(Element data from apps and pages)
=== Begin Enclosure ===

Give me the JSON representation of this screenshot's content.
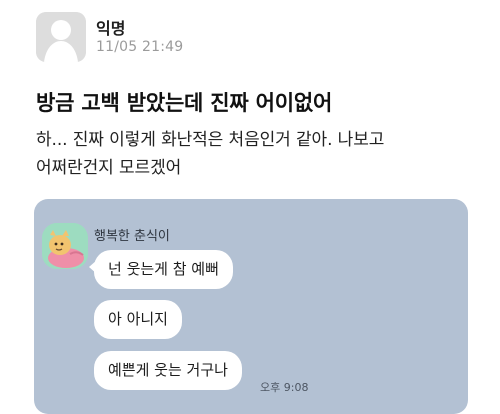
{
  "header": {
    "author": "익명",
    "timestamp": "11/05 21:49",
    "avatar_icon": "anonymous-user-icon"
  },
  "post": {
    "title": "방금 고백 받았는데 진짜 어이없어",
    "body_lines": [
      "하... 진짜 이렇게 화난적은 처음인거 같아. 나보고",
      "어쩌란건지 모르겠어"
    ]
  },
  "chat": {
    "background_color": "#b3c1d3",
    "sender_name": "행복한 춘식이",
    "sender_avatar_icon": "chunsik-character-icon",
    "messages": [
      "넌 웃는게 참 예뻐",
      "아 아니지",
      "예쁜게 웃는 거구나"
    ],
    "time": "오후 9:08"
  }
}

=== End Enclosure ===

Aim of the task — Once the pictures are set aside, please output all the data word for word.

Solution for this task —
Give me the JSON representation of this screenshot's content.
{
  "header": {
    "author": "익명",
    "timestamp": "11/05 21:49",
    "avatar_icon": "anonymous-user-icon"
  },
  "post": {
    "title": "방금 고백 받았는데 진짜 어이없어",
    "body_lines": [
      "하... 진짜 이렇게 화난적은 처음인거 같아. 나보고",
      "어쩌란건지 모르겠어"
    ]
  },
  "chat": {
    "background_color": "#b3c1d3",
    "sender_name": "행복한 춘식이",
    "sender_avatar_icon": "chunsik-character-icon",
    "messages": [
      "넌 웃는게 참 예뻐",
      "아 아니지",
      "예쁜게 웃는 거구나"
    ],
    "time": "오후 9:08"
  }
}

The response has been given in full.